:: Work order ::
Work through the records below and copy every line that includes "JSON".

:: Data ::
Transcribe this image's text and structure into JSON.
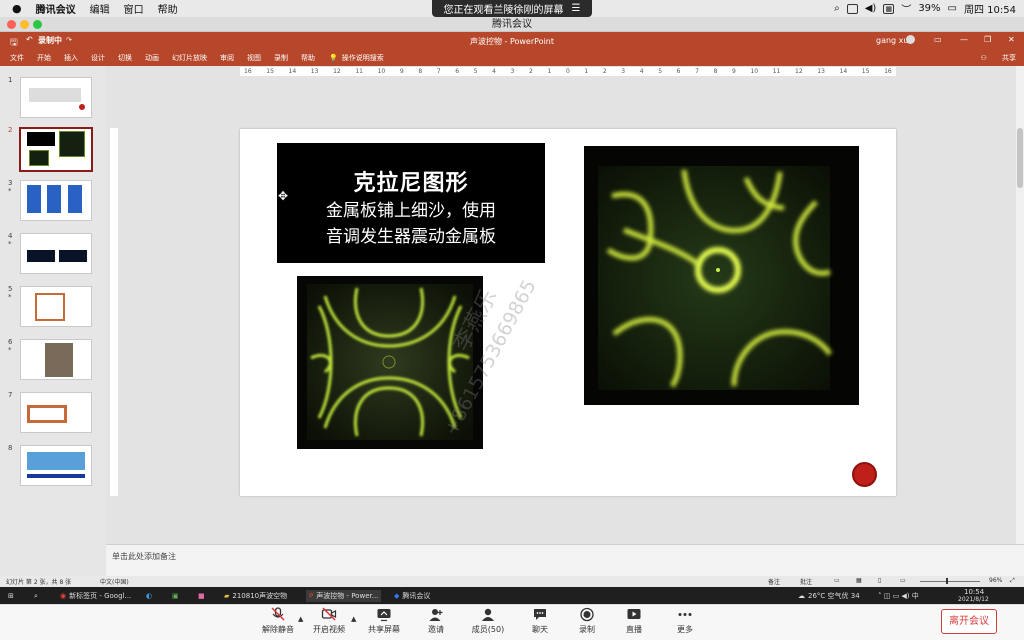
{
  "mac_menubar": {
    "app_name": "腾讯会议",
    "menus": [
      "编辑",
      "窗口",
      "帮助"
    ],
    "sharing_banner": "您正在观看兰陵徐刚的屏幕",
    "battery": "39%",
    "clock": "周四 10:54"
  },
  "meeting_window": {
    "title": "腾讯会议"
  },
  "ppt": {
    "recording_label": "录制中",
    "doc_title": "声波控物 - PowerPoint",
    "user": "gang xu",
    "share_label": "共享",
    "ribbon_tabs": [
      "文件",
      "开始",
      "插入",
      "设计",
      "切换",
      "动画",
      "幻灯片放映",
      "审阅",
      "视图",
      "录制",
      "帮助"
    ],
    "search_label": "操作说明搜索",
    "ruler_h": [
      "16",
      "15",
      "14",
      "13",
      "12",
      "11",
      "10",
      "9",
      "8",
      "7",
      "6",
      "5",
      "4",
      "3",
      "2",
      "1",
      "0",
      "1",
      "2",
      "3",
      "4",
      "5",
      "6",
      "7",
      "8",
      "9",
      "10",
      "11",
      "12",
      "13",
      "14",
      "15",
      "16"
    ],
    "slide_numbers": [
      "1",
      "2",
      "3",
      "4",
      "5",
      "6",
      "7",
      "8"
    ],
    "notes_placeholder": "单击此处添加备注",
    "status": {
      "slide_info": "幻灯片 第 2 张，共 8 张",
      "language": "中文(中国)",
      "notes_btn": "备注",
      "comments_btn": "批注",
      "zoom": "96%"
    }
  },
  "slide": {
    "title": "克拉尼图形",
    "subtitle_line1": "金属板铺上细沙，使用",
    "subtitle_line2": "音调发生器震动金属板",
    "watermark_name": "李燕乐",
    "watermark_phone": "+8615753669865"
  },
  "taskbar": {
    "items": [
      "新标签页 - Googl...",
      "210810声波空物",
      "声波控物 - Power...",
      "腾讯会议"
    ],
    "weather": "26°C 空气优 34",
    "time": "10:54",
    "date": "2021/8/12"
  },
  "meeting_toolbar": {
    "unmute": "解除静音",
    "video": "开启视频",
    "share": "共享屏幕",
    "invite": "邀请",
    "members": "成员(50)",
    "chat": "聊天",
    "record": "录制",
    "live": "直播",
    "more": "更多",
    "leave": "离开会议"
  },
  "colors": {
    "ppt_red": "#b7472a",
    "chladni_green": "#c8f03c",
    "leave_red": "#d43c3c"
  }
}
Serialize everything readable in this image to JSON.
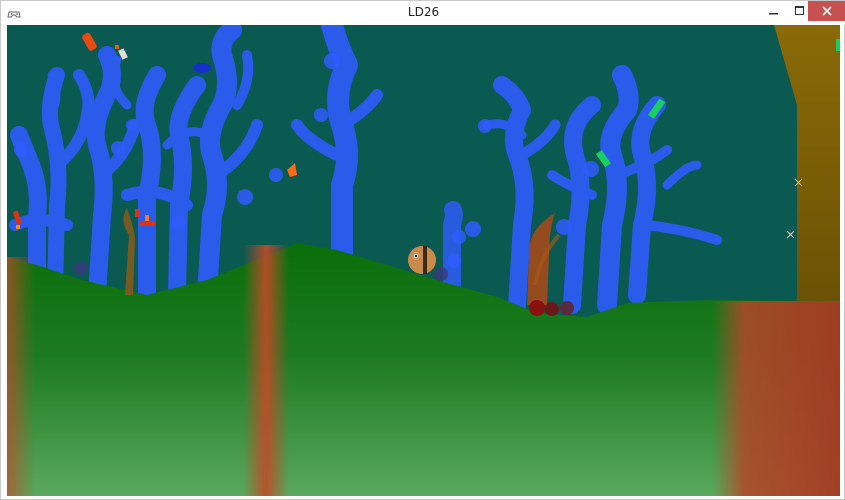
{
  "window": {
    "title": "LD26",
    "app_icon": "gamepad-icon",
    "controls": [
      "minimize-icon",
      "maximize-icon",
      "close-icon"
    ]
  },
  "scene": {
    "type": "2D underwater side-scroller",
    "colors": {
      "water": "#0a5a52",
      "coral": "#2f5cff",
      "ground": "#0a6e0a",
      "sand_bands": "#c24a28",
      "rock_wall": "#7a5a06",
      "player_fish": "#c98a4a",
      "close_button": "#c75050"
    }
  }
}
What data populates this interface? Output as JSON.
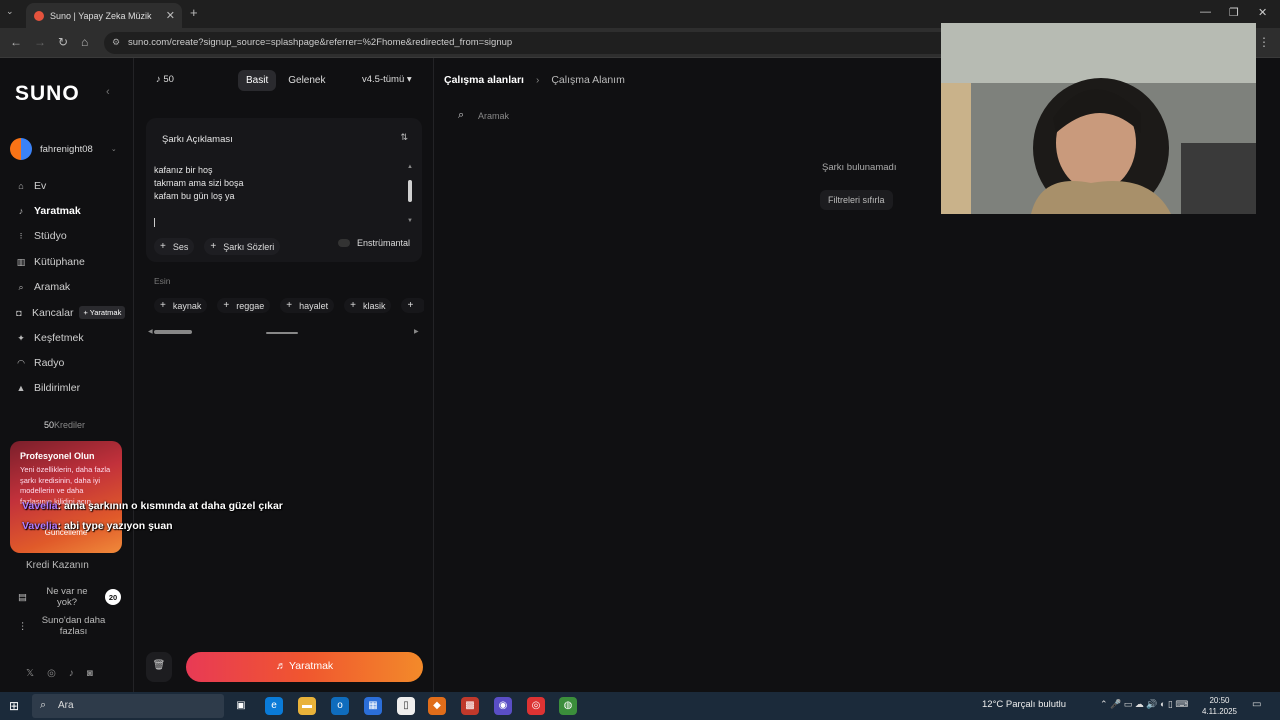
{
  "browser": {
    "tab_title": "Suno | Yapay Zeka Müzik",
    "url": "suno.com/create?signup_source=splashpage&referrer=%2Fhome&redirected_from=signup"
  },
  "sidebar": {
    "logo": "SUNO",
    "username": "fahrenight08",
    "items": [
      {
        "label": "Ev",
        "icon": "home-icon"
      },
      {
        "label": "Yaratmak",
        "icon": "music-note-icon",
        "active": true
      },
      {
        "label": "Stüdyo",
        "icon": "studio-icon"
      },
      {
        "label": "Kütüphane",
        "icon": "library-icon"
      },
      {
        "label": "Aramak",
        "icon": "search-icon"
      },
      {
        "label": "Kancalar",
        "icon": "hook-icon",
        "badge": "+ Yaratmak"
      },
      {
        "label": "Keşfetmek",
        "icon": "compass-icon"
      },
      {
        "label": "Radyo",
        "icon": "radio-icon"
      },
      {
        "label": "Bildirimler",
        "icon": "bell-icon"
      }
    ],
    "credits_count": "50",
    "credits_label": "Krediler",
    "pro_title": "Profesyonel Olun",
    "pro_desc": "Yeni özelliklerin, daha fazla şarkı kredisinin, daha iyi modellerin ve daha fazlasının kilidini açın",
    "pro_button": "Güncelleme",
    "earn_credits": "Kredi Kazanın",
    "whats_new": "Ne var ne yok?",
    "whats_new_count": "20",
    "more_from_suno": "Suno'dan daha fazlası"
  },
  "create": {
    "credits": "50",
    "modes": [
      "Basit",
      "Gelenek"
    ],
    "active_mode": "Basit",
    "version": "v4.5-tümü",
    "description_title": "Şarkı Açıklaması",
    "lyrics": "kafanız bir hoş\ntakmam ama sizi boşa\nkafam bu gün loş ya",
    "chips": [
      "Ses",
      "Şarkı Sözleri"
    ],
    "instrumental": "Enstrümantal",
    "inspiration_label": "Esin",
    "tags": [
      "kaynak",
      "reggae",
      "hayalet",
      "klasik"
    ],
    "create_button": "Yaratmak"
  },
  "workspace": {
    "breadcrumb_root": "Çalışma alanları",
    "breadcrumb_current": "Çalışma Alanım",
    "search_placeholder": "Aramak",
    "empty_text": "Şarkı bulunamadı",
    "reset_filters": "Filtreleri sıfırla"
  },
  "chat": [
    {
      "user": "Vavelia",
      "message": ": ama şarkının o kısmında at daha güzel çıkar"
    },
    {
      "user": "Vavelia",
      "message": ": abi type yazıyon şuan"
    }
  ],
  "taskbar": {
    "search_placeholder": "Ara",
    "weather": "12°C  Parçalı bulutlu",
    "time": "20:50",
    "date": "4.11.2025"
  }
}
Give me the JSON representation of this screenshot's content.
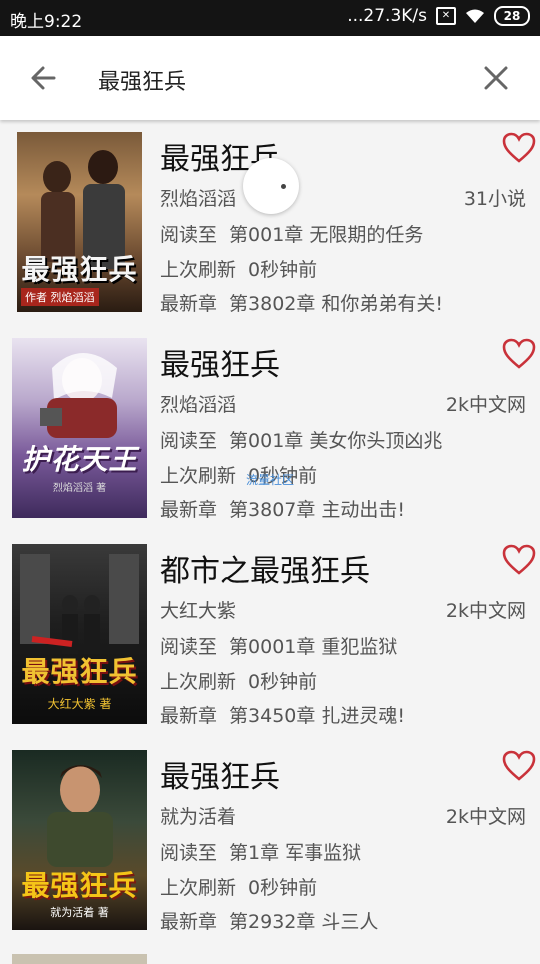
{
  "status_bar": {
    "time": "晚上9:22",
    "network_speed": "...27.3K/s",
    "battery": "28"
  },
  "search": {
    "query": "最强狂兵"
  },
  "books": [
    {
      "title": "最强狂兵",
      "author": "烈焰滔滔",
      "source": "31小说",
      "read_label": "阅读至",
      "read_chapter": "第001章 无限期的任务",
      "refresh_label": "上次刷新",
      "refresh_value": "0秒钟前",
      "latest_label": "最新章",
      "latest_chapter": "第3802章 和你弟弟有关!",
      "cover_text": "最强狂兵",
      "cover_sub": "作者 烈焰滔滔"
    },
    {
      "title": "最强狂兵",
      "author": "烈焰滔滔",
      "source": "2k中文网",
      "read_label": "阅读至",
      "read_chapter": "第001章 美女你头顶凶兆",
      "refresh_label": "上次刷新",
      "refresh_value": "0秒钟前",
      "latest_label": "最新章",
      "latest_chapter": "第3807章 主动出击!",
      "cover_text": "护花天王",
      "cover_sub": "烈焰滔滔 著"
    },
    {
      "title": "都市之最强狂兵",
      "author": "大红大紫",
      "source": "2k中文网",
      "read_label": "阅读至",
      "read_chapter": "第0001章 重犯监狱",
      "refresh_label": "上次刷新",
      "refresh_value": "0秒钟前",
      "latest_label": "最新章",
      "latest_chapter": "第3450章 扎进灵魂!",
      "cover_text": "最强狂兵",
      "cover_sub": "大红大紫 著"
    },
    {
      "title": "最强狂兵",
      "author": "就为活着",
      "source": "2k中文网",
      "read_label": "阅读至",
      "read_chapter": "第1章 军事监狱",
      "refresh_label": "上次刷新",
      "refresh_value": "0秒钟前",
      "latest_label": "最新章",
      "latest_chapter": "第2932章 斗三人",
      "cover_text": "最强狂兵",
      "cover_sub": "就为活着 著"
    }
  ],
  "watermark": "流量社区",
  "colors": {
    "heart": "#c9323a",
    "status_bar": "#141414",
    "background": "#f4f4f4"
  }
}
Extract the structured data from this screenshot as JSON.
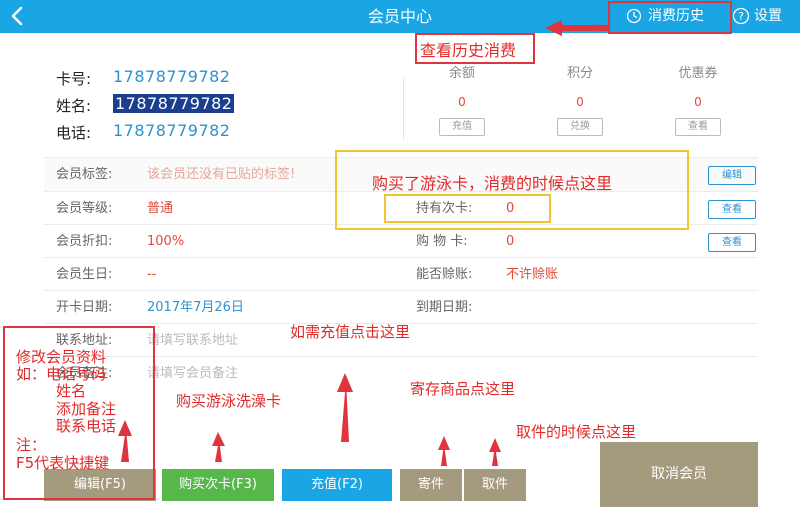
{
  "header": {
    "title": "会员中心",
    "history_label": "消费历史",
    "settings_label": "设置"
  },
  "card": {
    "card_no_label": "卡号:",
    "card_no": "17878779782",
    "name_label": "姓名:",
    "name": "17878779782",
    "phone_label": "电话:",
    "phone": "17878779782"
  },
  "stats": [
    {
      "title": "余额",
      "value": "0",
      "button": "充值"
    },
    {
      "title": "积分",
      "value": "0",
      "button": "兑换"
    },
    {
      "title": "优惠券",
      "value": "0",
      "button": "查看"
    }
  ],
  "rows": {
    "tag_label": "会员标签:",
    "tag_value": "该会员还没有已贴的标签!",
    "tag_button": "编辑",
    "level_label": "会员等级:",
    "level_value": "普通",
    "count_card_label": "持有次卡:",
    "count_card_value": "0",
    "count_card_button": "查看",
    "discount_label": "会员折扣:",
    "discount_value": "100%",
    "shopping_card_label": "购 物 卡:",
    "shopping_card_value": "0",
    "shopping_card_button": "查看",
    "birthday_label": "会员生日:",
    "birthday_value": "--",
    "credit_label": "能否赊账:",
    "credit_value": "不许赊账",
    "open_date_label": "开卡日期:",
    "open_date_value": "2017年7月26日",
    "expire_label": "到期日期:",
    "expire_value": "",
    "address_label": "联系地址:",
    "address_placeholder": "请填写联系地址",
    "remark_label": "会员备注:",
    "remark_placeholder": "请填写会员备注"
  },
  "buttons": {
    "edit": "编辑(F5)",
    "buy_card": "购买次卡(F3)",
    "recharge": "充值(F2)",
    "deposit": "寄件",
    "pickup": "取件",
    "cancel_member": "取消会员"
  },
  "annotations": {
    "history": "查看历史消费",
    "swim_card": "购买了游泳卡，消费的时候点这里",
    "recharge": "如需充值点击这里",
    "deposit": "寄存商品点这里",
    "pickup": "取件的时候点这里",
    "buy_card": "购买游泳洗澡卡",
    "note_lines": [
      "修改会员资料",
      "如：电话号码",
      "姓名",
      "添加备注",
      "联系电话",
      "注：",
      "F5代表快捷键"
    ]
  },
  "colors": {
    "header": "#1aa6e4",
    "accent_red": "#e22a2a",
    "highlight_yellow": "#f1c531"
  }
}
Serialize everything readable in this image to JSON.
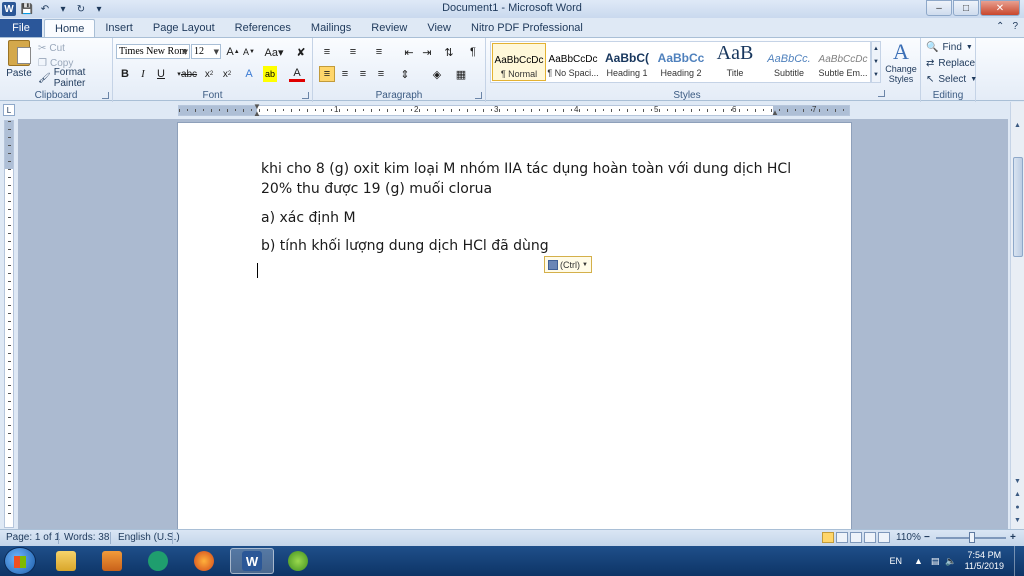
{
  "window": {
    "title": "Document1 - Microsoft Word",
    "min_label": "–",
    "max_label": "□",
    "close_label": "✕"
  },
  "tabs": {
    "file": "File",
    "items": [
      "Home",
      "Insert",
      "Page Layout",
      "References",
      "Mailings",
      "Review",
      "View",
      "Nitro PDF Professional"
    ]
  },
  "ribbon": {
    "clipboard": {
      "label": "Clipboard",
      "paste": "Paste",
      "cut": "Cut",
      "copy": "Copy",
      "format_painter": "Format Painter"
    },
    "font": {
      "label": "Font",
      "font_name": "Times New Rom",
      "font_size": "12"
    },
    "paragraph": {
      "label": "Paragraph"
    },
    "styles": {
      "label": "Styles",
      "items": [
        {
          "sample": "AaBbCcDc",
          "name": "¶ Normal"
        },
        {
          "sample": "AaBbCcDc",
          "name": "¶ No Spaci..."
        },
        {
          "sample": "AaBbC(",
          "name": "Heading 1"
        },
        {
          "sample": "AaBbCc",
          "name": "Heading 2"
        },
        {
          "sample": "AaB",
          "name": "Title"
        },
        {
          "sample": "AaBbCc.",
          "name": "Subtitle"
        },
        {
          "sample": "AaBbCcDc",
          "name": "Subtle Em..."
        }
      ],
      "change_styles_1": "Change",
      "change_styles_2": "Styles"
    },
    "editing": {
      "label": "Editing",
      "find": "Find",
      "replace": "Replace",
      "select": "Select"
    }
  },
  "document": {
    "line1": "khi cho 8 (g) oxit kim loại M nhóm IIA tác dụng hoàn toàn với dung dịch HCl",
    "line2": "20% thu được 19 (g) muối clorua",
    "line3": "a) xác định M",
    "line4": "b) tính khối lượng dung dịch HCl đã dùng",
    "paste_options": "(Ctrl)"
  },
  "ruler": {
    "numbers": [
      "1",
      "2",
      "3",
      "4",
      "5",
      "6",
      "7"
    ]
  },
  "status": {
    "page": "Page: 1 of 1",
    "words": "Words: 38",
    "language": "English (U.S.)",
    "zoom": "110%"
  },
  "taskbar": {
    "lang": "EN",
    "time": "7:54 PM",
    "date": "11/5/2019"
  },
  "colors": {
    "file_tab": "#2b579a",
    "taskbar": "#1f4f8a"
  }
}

:: Written answer ::
Transcribe this image's text and structure into JSON.
Serialize everything readable in this image to JSON.
What data populates this interface? Output as JSON.
Give me the JSON representation of this screenshot's content.
Extract the structured data from this screenshot as JSON.
Serialize everything readable in this image to JSON.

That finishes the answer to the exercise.